Let me clarify. I have a very simple view of the conscience. It has two parts. One is a set of internalized templates of appropriate behavior. These consist of attitudes, values, ideals and prohibitions. According to Alan Schore, they start to appear around 18 months of age. The conscience begins to be functional by age three. Three year-olds really want to be “good.” What has not been well recognized is that values, positive and negative, continue to be internalized throughout life. Trauma is one time when negative values are most likely to be internalized. Most important, they are very hard to change. The obvious reason is that your conscience needs to resist the impulse of the minute in order to keep your ship steady over time.
The second part of the conscience is the “enforcement arm” It uses very specific forms of positive and negative reinforcement to influence behavior and keep us out of trouble. It rewards behavior consistent with our values with feelings of pride. It punishes our deviations with feelings of shame and guilt. These are very powerful feelings and strongly influence our behavior.
People whose early attachment experiences have caused pain and discomfort very often develop internalized values that say it is “bad” to trust or get close. When such values are in place, guess what we feel when we find ourselves getting close or trusting another person? Of course, we feel intense shame. Perhaps these values were internalized in the first place for a very good reason, to prevent repeated experiences of rejection or betrayal. On the other hand, in adult life, when we can chose those we trust and those we want to get close to, values formed long ago can prevent us from entering into healthy relationships.

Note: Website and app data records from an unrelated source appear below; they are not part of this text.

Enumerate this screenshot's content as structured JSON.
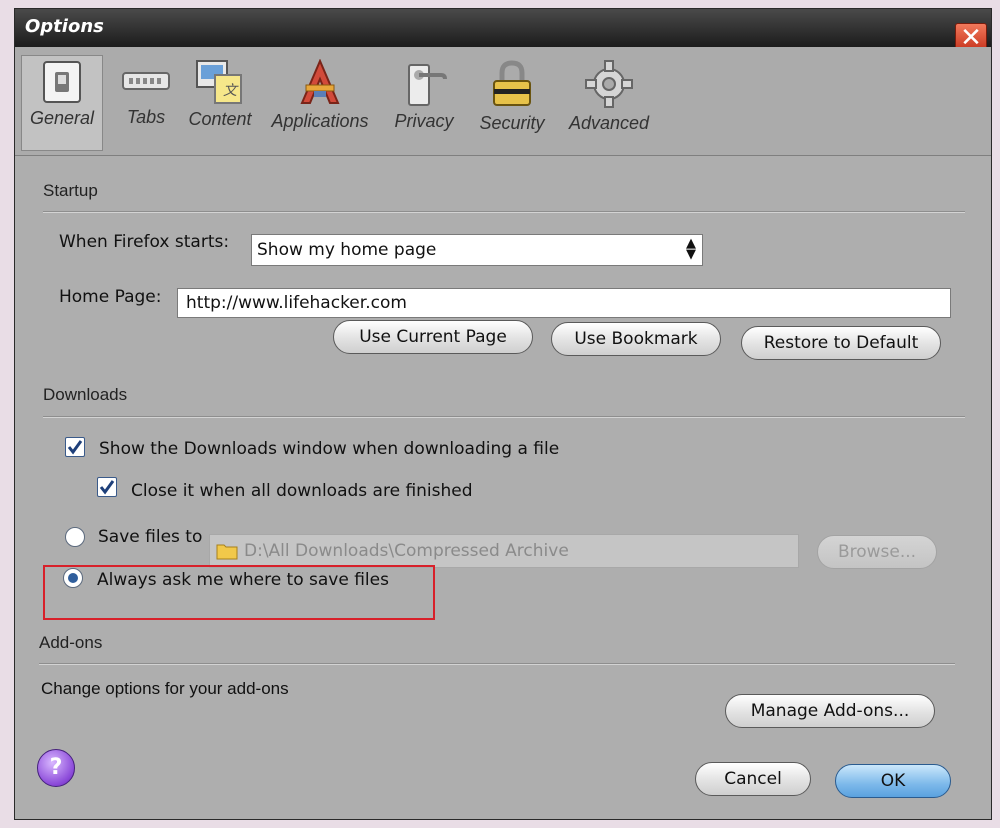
{
  "window": {
    "title": "Options",
    "close_symbol": "✕"
  },
  "tabs": [
    {
      "label": "General",
      "icon": "switch-icon",
      "selected": true
    },
    {
      "label": "Tabs",
      "icon": "tabs-icon",
      "selected": false
    },
    {
      "label": "Content",
      "icon": "content-icon",
      "selected": false
    },
    {
      "label": "Applications",
      "icon": "applications-icon",
      "selected": false
    },
    {
      "label": "Privacy",
      "icon": "privacy-icon",
      "selected": false
    },
    {
      "label": "Security",
      "icon": "lock-icon",
      "selected": false
    },
    {
      "label": "Advanced",
      "icon": "gear-icon",
      "selected": false
    }
  ],
  "startup": {
    "heading": "Startup",
    "when_label": "When Firefox starts:",
    "when_value": "Show my home page",
    "homepage_label": "Home Page:",
    "homepage_value": "http://www.lifehacker.com",
    "buttons": {
      "current": "Use Current Page",
      "bookmark": "Use Bookmark",
      "restore": "Restore to Default"
    }
  },
  "downloads": {
    "heading": "Downloads",
    "show_window": {
      "label": "Show the Downloads window when downloading a file",
      "checked": true
    },
    "close_when_done": {
      "label": "Close it when all downloads are finished",
      "checked": true
    },
    "save_to": {
      "label": "Save files to",
      "selected": false,
      "path": "D:\\All Downloads\\Compressed Archive"
    },
    "browse": "Browse...",
    "always_ask": {
      "label": "Always ask me where to save files",
      "selected": true
    }
  },
  "addons": {
    "heading": "Add-ons",
    "description": "Change options for your add-ons",
    "manage": "Manage Add-ons..."
  },
  "footer": {
    "help": "?",
    "cancel": "Cancel",
    "ok": "OK"
  },
  "colors": {
    "highlight": "#d8202a",
    "ok_button": "#7db9ea",
    "window_bg": "#aeaeae"
  }
}
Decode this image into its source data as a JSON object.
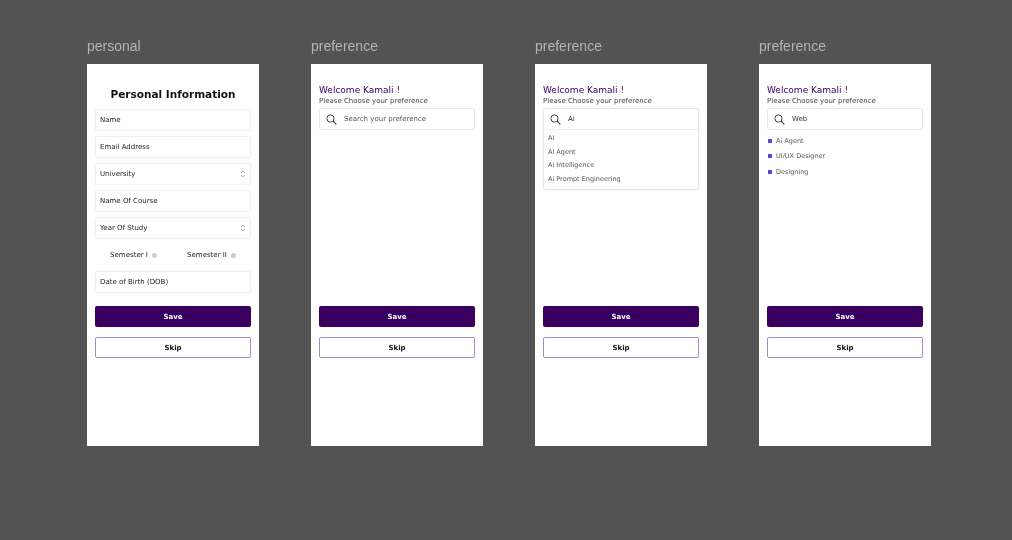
{
  "frames": [
    {
      "label": "personal",
      "kind": "personal",
      "title": "Personal Information",
      "fields": [
        {
          "kind": "text",
          "placeholder": "Name"
        },
        {
          "kind": "text",
          "placeholder": "Email Address"
        },
        {
          "kind": "select",
          "placeholder": "University"
        },
        {
          "kind": "text",
          "placeholder": "Name Of Course"
        },
        {
          "kind": "select",
          "placeholder": "Year Of Study"
        },
        {
          "kind": "radios",
          "options": [
            {
              "label": "Semester I",
              "selected": false
            },
            {
              "label": "Semester II",
              "selected": false
            }
          ]
        },
        {
          "kind": "text",
          "placeholder": "Date of Birth (DOB)"
        }
      ],
      "buttons": [
        {
          "kind": "primary",
          "label": "Save"
        },
        {
          "kind": "secondary",
          "label": "Skip"
        }
      ]
    },
    {
      "label": "preference",
      "kind": "preference",
      "greeting": "Welcome Kamali !",
      "subtitle": "Please Choose your preference",
      "search": {
        "placeholder": "Search your preference"
      },
      "buttons": [
        {
          "kind": "primary",
          "label": "Save"
        },
        {
          "kind": "secondary",
          "label": "Skip"
        }
      ]
    },
    {
      "label": "preference",
      "kind": "preference",
      "greeting": "Welcome Kamali !",
      "subtitle": "Please Choose your preference",
      "search": {
        "value": "Ai"
      },
      "suggestions": [
        "AI",
        "Ai Agent",
        "Ai Intelligence",
        "Ai Prompt Engineering"
      ],
      "buttons": [
        {
          "kind": "primary",
          "label": "Save"
        },
        {
          "kind": "secondary",
          "label": "Skip"
        }
      ]
    },
    {
      "label": "preference",
      "kind": "preference",
      "greeting": "Welcome Kamali !",
      "subtitle": "Please Choose your preference",
      "search": {
        "value": "Web"
      },
      "chosen": [
        "Ai Agent",
        "UI/UX Designer",
        "Designing"
      ],
      "buttons": [
        {
          "kind": "primary",
          "label": "Save"
        },
        {
          "kind": "secondary",
          "label": "Skip"
        }
      ]
    }
  ]
}
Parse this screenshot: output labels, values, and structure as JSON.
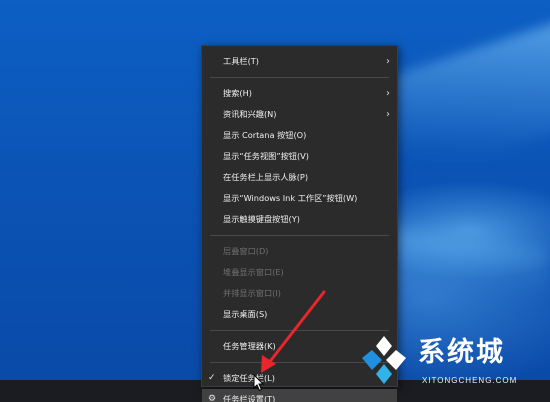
{
  "menu": {
    "items": [
      {
        "label": "工具栏(T)",
        "submenu": true
      },
      {
        "label": "搜索(H)",
        "submenu": true
      },
      {
        "label": "资讯和兴趣(N)",
        "submenu": true
      },
      {
        "label": "显示 Cortana 按钮(O)"
      },
      {
        "label": "显示“任务视图”按钮(V)"
      },
      {
        "label": "在任务栏上显示人脉(P)"
      },
      {
        "label": "显示“Windows Ink 工作区”按钮(W)"
      },
      {
        "label": "显示触摸键盘按钮(Y)"
      },
      {
        "label": "层叠窗口(D)",
        "disabled": true
      },
      {
        "label": "堆叠显示窗口(E)",
        "disabled": true
      },
      {
        "label": "并排显示窗口(I)",
        "disabled": true
      },
      {
        "label": "显示桌面(S)"
      },
      {
        "label": "任务管理器(K)"
      },
      {
        "label": "锁定任务栏(L)",
        "checked": true
      },
      {
        "label": "任务栏设置(T)",
        "icon": "gear-icon",
        "highlighted": true
      }
    ]
  },
  "icons": {
    "chevron": "chevron-right-icon",
    "check": "checkmark-icon",
    "gear": "gear-icon"
  },
  "glyphs": {
    "chevron": "›",
    "check": "✓",
    "gear": "⚙"
  },
  "watermark": {
    "title": "系统城",
    "subtitle": "XITONGCHENG.COM"
  },
  "colors": {
    "menu_bg": "#2b2b2b",
    "arrow": "#e8262b",
    "desktop": "#0b54b6"
  }
}
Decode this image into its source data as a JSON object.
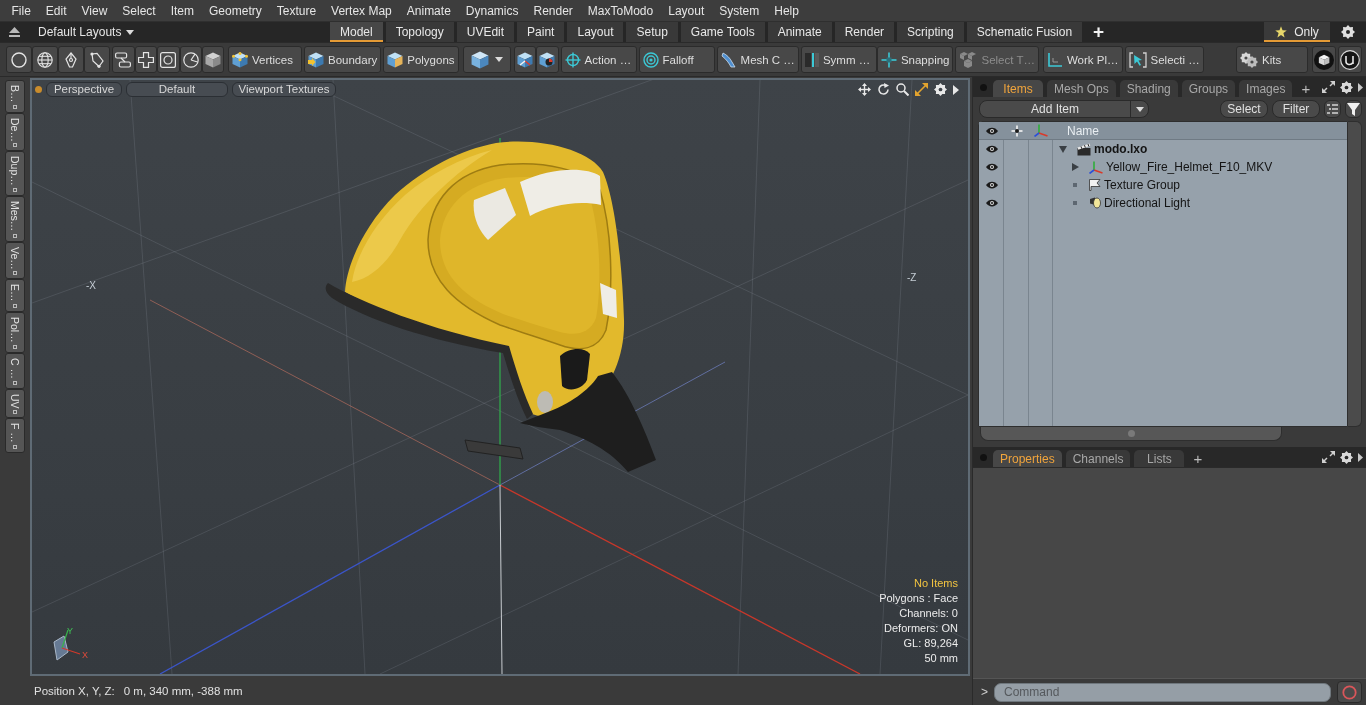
{
  "menu_bar": [
    "File",
    "Edit",
    "View",
    "Select",
    "Item",
    "Geometry",
    "Texture",
    "Vertex Map",
    "Animate",
    "Dynamics",
    "Render",
    "MaxToModo",
    "Layout",
    "System",
    "Help"
  ],
  "layout_bar": {
    "layouts_menu": "Default Layouts",
    "tabs": [
      {
        "label": "Model",
        "selected": true
      },
      {
        "label": "Topology",
        "selected": false
      },
      {
        "label": "UVEdit",
        "selected": false
      },
      {
        "label": "Paint",
        "selected": false
      },
      {
        "label": "Layout",
        "selected": false
      },
      {
        "label": "Setup",
        "selected": false
      },
      {
        "label": "Game Tools",
        "selected": false
      },
      {
        "label": "Animate",
        "selected": false
      },
      {
        "label": "Render",
        "selected": false
      },
      {
        "label": "Scripting",
        "selected": false
      },
      {
        "label": "Schematic Fusion",
        "selected": false
      }
    ],
    "add_tab": "+",
    "favorites": {
      "label": "Only",
      "selected": true
    }
  },
  "toolbar": {
    "selection_modes": [
      "Vertices",
      "Boundary",
      "Polygons"
    ],
    "tools": [
      {
        "label": "Action …",
        "disabled": false
      },
      {
        "label": "Falloff",
        "disabled": false
      },
      {
        "label": "Mesh C …",
        "disabled": false
      },
      {
        "label": "Symm …",
        "disabled": false
      },
      {
        "label": "Snapping",
        "disabled": false
      },
      {
        "label": "Select T…",
        "disabled": true
      },
      {
        "label": "Work Pl…",
        "disabled": false
      },
      {
        "label": "Selecti …",
        "disabled": false
      }
    ],
    "kits": "Kits"
  },
  "side_tabs": [
    "B…",
    "De…",
    "Dup…",
    "Mes…",
    "Ve…",
    "E…",
    "Pol…",
    "C …",
    "UV",
    "F …"
  ],
  "viewport": {
    "view_buttons": [
      "Perspective",
      "Default",
      "Viewport Textures"
    ],
    "grid_labels": [
      "-X",
      "-Z"
    ],
    "gizmo_labels": [
      "Y",
      "X"
    ],
    "info": [
      {
        "text": "No Items",
        "kind": "notice"
      },
      {
        "text": "Polygons : Face",
        "kind": "plain"
      },
      {
        "text": "Channels: 0",
        "kind": "plain"
      },
      {
        "text": "Deformers: ON",
        "kind": "plain"
      },
      {
        "text": "GL: 89,264",
        "kind": "plain"
      },
      {
        "text": "50 mm",
        "kind": "plain"
      }
    ]
  },
  "status_bar": {
    "label": "Position X, Y, Z:",
    "value": "0 m, 340 mm, -388 mm"
  },
  "items_panel": {
    "tabs": [
      {
        "label": "Items",
        "selected": true
      },
      {
        "label": "Mesh Ops",
        "selected": false
      },
      {
        "label": "Shading",
        "selected": false
      },
      {
        "label": "Groups",
        "selected": false
      },
      {
        "label": "Images",
        "selected": false
      }
    ],
    "add_tab": "+",
    "add_item": "Add Item",
    "buttons": [
      "Select",
      "Filter"
    ],
    "name_column": "Name",
    "tree": [
      {
        "label": "modo.lxo",
        "kind": "scene",
        "visible": true,
        "expandable": true,
        "expanded": true,
        "children": [
          {
            "label": "Yellow_Fire_Helmet_F10_MKV",
            "kind": "mesh",
            "visible": true,
            "expandable": true,
            "expanded": false
          },
          {
            "label": "Texture Group",
            "kind": "texture_group",
            "visible": true,
            "expandable": false,
            "expanded": false
          },
          {
            "label": "Directional Light",
            "kind": "light",
            "visible": true,
            "expandable": false,
            "expanded": false
          }
        ]
      }
    ]
  },
  "properties_panel": {
    "tabs": [
      {
        "label": "Properties",
        "selected": true
      },
      {
        "label": "Channels",
        "selected": false
      },
      {
        "label": "Lists",
        "selected": false
      }
    ],
    "add_tab": "+"
  },
  "command_bar": {
    "prompt": ">",
    "placeholder": "Command"
  }
}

There is another aspect to this problem. Imagine if one has spent a lifetime avoiding closeness or dependance. Do those needs disappear? Most likely not. To the contrary, they get very strong. The more they are suppressed, the stronger they get. Intense needs generate intense shame.
This is the situation expressed so often in comments to posts on Moments of Change. People who need to experience safe and healthy dependance and trust find themselves feeling terribly ashamed of their natural needs.
Trusting a therapist is essential for the work to go as far as it needs to. If you are guarded, then you are leaving your therapist with an incomplete picture of yourself. If your therapist is not trustworthy, then your progress may be limited and something needs to be done. Assuming the therapist is worthy of your trust, it may take time to work up to full trust, but it needs to happen. Dependency is also part of healthy relationships. We are interdependent. When you have an operation, you become completely dependent. We need to depend on others for things beyond our capacity. The complicated part is how we are dependent. Parents constantly make judgment calls about when to help and when not. There are times when tying a child’s shoe lace is the right thing to do and times when it is better to say, “You can do it.” These are truly judgment calls and cannot always be perfect.
Therapy is also a place where patient and therapist must make judgments about what emotional work the patient is ready for. It is possible for patient and therapist to collude to have the therapist cover areas where the patient should actually be doing the work for his or herself. Therapists have the same responsibility as parents not to allow this, but it is a good thing to talk about it together if there is any question. These are not always easy things to spot and working together is a good check on how you are dividing up the emotional work. For example, therapy is aimed at helping patients build their own real-life relationships. There might be a time when the therapist is the only person a patient is ready to trust or feel close to. On the other hand, a time will come when risking closeness with outsiders becomes possible and therefore necessary for growth. So the key question is, “Am I really able to do this for myself?” Of course your conscience will chime in (inappropriately) that you should be ready for anything, but that may not really be true and the challenge may truly be beyond your capacity.
If you would like to read more, click HERE to return to the main page where How We Heal and Grow is available.
See the next post in the Attachment Series: Healing Shame